Offshore wind power in Poland over the next several years is a 250 billion zloty expenditure. In turn, investments to expand the power grid and infrastructure could reach 40 billion zlotys. This is according to the debate “Onshore and offshore – unleashing the potential of onshore wind power and the status of offshore project development,” which took place during the 9th edition of the Energy Congress organized by the Lower Silesian Institute for Energy Studies in Wroclaw.
Offshore wind energy – Poland is an attractive but difficult market for RES investors
During the discussion, representatives of foreign investors assessed the potential of Polish onshore and offshore wind power. “The Polish market is very attractive to investors. For EDF Renewables, it is a key market, as we have proven for 12 years, both with the capacity already built and with a portfolio of projects with a total capacity of 1 GW onshore.” – stresses Alicja Chilińska-Zawadzka, CEO of EDF Renewables in Poland.
Experts stressed the importance of stable legislation and predictability of the direction of regulation for the future of investment. “The most important thing is to speed up the issuance of permits.

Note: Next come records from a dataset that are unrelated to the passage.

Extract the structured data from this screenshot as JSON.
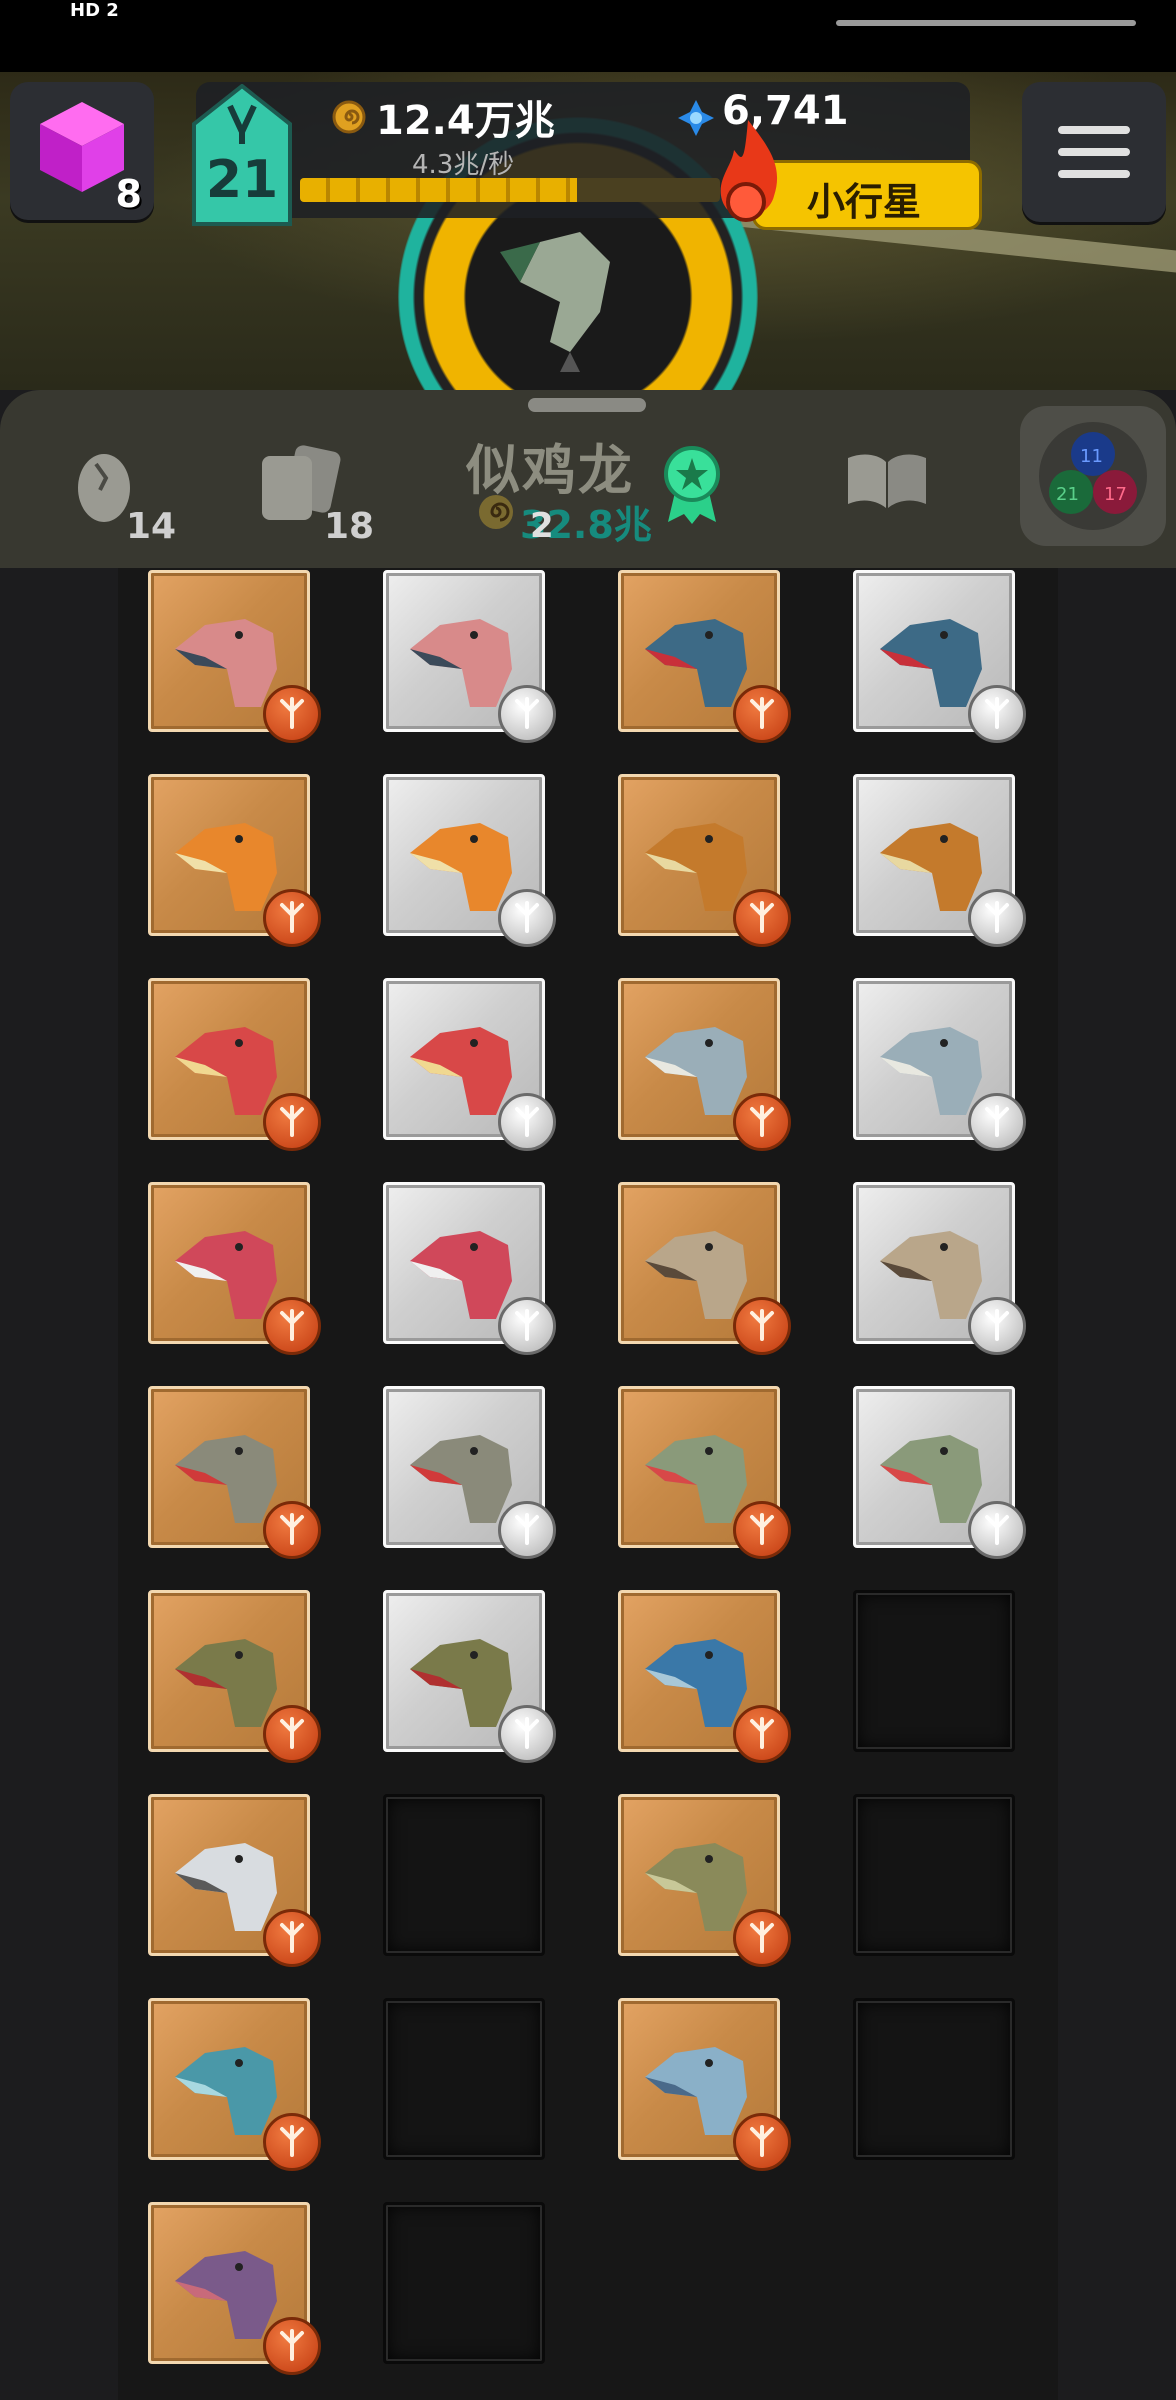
{
  "status_bar": {
    "left_text": "HD 2"
  },
  "hud": {
    "gem_count": "8",
    "level": "21",
    "coins": "12.4万兆",
    "gems": "6,741",
    "rate": "4.3兆/秒",
    "progress": 0.66,
    "rank": "小行星"
  },
  "tabs": {
    "eggs_count": "14",
    "cards_count": "18",
    "species_name": "似鸡龙",
    "species_value": "32.8兆",
    "species_count": "2",
    "mix_counts": [
      "11",
      "21",
      "17"
    ]
  },
  "collection": {
    "rows": [
      [
        {
          "tier": "bronze",
          "head": "pink-long"
        },
        {
          "tier": "silver",
          "head": "pink-long"
        },
        {
          "tier": "bronze",
          "head": "red-crest-jaws"
        },
        {
          "tier": "silver",
          "head": "red-crest-jaws"
        }
      ],
      [
        {
          "tier": "bronze",
          "head": "orange-beak"
        },
        {
          "tier": "silver",
          "head": "orange-beak"
        },
        {
          "tier": "bronze",
          "head": "orange-frill"
        },
        {
          "tier": "silver",
          "head": "orange-frill"
        }
      ],
      [
        {
          "tier": "bronze",
          "head": "yellow-crest"
        },
        {
          "tier": "silver",
          "head": "yellow-crest"
        },
        {
          "tier": "bronze",
          "head": "grey-longneck"
        },
        {
          "tier": "silver",
          "head": "grey-longneck"
        }
      ],
      [
        {
          "tier": "bronze",
          "head": "red-raptor"
        },
        {
          "tier": "silver",
          "head": "red-raptor"
        },
        {
          "tier": "bronze",
          "head": "tan-dome"
        },
        {
          "tier": "silver",
          "head": "tan-dome"
        }
      ],
      [
        {
          "tier": "bronze",
          "head": "grey-rex"
        },
        {
          "tier": "silver",
          "head": "grey-rex"
        },
        {
          "tier": "bronze",
          "head": "red-sail-jaws"
        },
        {
          "tier": "silver",
          "head": "red-sail-jaws"
        }
      ],
      [
        {
          "tier": "bronze",
          "head": "olive-lizard"
        },
        {
          "tier": "silver",
          "head": "olive-lizard"
        },
        {
          "tier": "bronze",
          "head": "blue-snout"
        },
        {
          "tier": "empty"
        }
      ],
      [
        {
          "tier": "bronze",
          "head": "white-spotted"
        },
        {
          "tier": "empty"
        },
        {
          "tier": "bronze",
          "head": "olive-flat"
        },
        {
          "tier": "empty"
        }
      ],
      [
        {
          "tier": "bronze",
          "head": "teal-jaws"
        },
        {
          "tier": "empty"
        },
        {
          "tier": "bronze",
          "head": "blue-spotted"
        },
        {
          "tier": "empty"
        }
      ],
      [
        {
          "tier": "bronze",
          "head": "purple-jaws"
        },
        {
          "tier": "empty"
        }
      ]
    ],
    "head_colors": {
      "pink-long": [
        "#d88a8a",
        "#3b4a5a"
      ],
      "red-crest-jaws": [
        "#3d6a86",
        "#c8303a"
      ],
      "orange-beak": [
        "#e8872c",
        "#f0e0a8"
      ],
      "orange-frill": [
        "#c47a2c",
        "#e8d8a0"
      ],
      "yellow-crest": [
        "#d84848",
        "#f0d890"
      ],
      "grey-longneck": [
        "#9aaeb8",
        "#e8e8e0"
      ],
      "red-raptor": [
        "#d0485a",
        "#f0f0f0"
      ],
      "tan-dome": [
        "#b9a68a",
        "#5a4a3a"
      ],
      "grey-rex": [
        "#8a8a7a",
        "#d03a3a"
      ],
      "red-sail-jaws": [
        "#8a9a7a",
        "#d84848"
      ],
      "olive-lizard": [
        "#7a7a4a",
        "#b03030"
      ],
      "blue-snout": [
        "#3a78a8",
        "#a8c8d8"
      ],
      "white-spotted": [
        "#d8dce0",
        "#5a5a5a"
      ],
      "olive-flat": [
        "#8a8a5a",
        "#c8c898"
      ],
      "teal-jaws": [
        "#4a98a8",
        "#a8d8e0"
      ],
      "blue-spotted": [
        "#8ab0c8",
        "#4a6a8a"
      ],
      "purple-jaws": [
        "#7a5a8a",
        "#c86a7a"
      ]
    }
  }
}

This is the number one issue,” stresses Janusz Gajowiecki,president of the Polish Wind Energy Association. – “PWEA has prepared proposals for changes that will ensure that, with distance requirements described at 700 meters, investors will be able to build their first projects in three or four years, rather than 10.”
Poland’s onshore and offshore wind power industry
Also, the development potential of the Offshore Wind Energy Program depends on changes in Polish law. Participants in the debate estimated that maximizing the potential of the Baltic depends on speeding up investment procedures. All in all, this involves nearly 30 laws that should be modified so that the investment process in the Polish offshore can proceed at a faster pace and the offshore wind power industry can reach the global level.
“The Polish market is very attractive, but it also has its challenges. It should be noted that there are still barriers that can reduce this attractiveness,” explains Alicja Chilinska-Zawadzka. – “The outlays Poland has to incur to adapt the grid to the needs of the new energy industry are about 40 billion zlotys. This shows the magnitude of the challenge our country faces to ensure that the grid can accommodate RES and distribute energy to the right places.”
It was emphasized that RES are a guarantee of making the Polish electricity system independent of imported fossil fuels, and the OWE program is an investment of 250 billion zlotys. The speakers noted that the sectoral agreement for the development of Poland’s OWE, signed two years ago, states that employment in the sector will be reached at 60,000. people in the perspective of several years.
It is important to provide investors with a stable regulatory environment
“The responsibility lies not only with secondary, vocational or higher education training centers, but also, and perhaps most importantly, with investors who need to be involved in the process,” explains Alicja Chilińska-Zawadzka. – “As EDF Renewables, we are conducting, together with the Mine Restructuring Company, under the auspices of the Secretary of State at the Ministry of State Assets, Marek Wesoly, a training program for employees leaving Silesian mines. In this and many other ways, we want to take part in achieving the strategic goals enshrined in the Sectoral Agreement. This is our joint responsibility and our joint daily work and vision, which cannot be limited to building an energy source and selling it.”
According to experts, Poland’s offshore wind power industry should develop through dialogue with both subcontractors and local communities and labor unions (such as fishermen or tourism workers). Each party should actively participate in the implementation work, and the process itself should take into account their expectations.
“Offshore development will be a race to deliver technology and infrastructure elements on time and at a price that is in line with the assumptions of the prepared cost estimates. We must remember that in recent years offshore wind energy has been the domain not only of Poland, but also of many countries in the North and Baltic Sea basins. As a result, the market is and will continue to become increasingly competitive, especially in the area of obtaining deliveries on schedule and on cost.
Therefore, the position in the supply market will be crucial for the timely completion of these investments. Our ambition is to support Polish partners in the implementation of projects based on offshore wind energy. We want to share our experience in building offshore wind farms, our knowledge of how to build strong local content, as well as our global position giving us an advantage in the supply market.” – concludes the CEO of EDF Renewables in Poland.